The Scottish government plans to introduce the UK's first DRS scheme. "This is clearly new territory for everyone and we will offer our full support in the development and piloting of this scheme," the Nestle spokeswoman said.

A Danone spokeswoman said: "We don't comment on the details of what was discussed in the meeting. However, we would like to say that Danone supports efficient solutions that lower societal costs and incentivize packaging producers to increase the recycling and reuse of their packaging.

"We are ready to engage with stakeholders at local and global level to design the system (or combination of systems) that makes the most sense. We believe that a DRS has its place within the portfolio of possible systems for a given country, region or city."

Lucozade Ribena and Defra had not responded at the time of publication.

EcoWatch Daily Newsletter

Waterloo Bridge during the Extinction Rebellion protest in London. Martin Hearn / Flickr / CC BY 2.0

Money talks. And today it had something to say about the impending global climate crisis.

Read More Show Less
Sam Cooper

By Sam Cooper

Thomas Edison once said, "I'd put my money on the sun and solar energy. What a source of power!"

Read More Show Less
Sponsored

Zero Waste Kitchen Essentials

Simple swaps that cut down on kitchen trash.

Sponsored

By Kayla Robbins

Along with the bathroom, the kitchen is one of the most daunting areas to try and make zero waste.

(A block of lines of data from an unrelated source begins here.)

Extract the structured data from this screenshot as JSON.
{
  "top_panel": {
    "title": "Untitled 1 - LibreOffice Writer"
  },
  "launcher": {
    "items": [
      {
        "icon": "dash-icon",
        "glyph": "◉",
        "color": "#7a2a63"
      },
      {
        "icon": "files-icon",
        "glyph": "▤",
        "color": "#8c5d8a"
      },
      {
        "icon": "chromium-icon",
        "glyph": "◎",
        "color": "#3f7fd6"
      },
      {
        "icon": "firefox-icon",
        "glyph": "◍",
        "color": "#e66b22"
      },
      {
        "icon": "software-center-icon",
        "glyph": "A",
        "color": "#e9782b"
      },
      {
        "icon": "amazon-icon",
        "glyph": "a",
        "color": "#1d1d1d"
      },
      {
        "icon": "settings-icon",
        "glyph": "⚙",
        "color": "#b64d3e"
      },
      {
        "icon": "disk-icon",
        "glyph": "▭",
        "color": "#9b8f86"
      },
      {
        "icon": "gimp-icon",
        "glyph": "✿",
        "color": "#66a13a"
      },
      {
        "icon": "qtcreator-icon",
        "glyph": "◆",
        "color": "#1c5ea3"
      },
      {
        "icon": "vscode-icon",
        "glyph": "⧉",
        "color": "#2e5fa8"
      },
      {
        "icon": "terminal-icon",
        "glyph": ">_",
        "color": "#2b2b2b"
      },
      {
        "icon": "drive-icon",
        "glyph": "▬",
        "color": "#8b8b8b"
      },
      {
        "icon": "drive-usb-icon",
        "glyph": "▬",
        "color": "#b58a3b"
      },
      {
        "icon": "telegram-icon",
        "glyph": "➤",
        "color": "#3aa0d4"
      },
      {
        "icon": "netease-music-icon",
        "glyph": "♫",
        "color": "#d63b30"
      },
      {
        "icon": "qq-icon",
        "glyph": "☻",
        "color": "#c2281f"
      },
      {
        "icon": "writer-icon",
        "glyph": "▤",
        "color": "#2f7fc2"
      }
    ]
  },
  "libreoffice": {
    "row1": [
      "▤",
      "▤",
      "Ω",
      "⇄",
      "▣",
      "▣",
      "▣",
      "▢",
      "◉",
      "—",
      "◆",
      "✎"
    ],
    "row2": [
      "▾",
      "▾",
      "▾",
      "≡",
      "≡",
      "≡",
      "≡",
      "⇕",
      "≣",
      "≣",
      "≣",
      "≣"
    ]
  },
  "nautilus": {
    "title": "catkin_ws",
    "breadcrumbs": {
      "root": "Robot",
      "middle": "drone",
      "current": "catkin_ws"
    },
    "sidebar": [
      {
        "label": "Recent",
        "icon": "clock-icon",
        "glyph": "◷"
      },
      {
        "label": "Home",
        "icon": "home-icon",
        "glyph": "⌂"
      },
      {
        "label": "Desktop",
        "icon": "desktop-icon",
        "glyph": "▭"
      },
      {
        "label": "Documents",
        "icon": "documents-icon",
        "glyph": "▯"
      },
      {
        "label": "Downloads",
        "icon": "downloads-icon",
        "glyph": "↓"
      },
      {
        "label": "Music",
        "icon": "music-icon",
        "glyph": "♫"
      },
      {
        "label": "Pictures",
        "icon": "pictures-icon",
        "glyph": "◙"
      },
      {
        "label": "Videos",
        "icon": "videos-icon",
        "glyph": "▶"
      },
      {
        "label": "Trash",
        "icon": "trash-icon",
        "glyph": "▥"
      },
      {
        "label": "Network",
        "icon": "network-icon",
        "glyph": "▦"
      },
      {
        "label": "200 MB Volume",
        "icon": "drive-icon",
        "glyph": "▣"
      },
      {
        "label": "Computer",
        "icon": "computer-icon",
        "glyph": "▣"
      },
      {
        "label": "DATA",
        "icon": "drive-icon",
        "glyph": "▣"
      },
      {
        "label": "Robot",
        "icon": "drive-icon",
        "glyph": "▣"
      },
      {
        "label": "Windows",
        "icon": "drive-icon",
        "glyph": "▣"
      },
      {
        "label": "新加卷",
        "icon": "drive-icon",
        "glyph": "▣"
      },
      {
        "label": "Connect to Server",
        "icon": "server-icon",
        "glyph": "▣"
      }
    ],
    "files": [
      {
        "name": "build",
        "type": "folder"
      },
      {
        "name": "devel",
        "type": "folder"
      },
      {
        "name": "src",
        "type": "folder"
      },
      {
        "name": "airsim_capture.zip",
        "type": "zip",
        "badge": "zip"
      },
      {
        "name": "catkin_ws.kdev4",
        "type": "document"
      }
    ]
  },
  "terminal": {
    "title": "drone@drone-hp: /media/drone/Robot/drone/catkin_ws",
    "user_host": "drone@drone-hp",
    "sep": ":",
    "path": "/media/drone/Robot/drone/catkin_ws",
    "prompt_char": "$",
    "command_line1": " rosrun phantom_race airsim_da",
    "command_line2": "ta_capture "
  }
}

Read More Show Less
A NOAA research vessel at a Taylor Energy production site in the Gulf of Mexico in September 2018. NOAA

The federal government is looking into the details from the longest running oil spill in U.S. history, and it's looking far worse than the oil rig owner let on, as The New York Times reported.

Read More Show Less
Golde Wallingford submitted this photo of "Pure Joy" to EcoWatch's first photo contest. Golde Wallingford

EcoWatch is pleased to announce our third photo contest!

Read More Show Less
Sponsored
Damage at the Malheur National Wildlife Refuge from the 2016 occupation. USFWS

By Tara Lohan

When armed militants with a grudge against the federal government seized the Malheur National Wildlife Refuge in rural Oregon back in the winter of 2016, I remember avoiding the news coverage. Part of me wanted to know what was happening, but each report I read — as the occupation stretched from days to weeks and the destruction grew — made me so angry it was hard to keep reading.

Read More Show Less
Computer model projection of temperature anomalies across Europe on June 27. Temperature scale in °C. Tropicaltidbits.com

A searing heat wave has begun to spread across Europe, with Germany, France and Belgium experiencing extreme temperatures that are set to continue in the coming days.

Read More Show Less
Skull morphology of hybrid "narluga" whale. Nature / Mikkel Høegh Post

In the 1980s, a Greenlandic subsistence hunter shot and killed a whale with bizarre features unlike any he had ever seen before. He knew something was unique about it, so he left its abnormally large skull on top of his toolshed where it rested until a visiting professor happened upon it a few years later.

Read More Show Less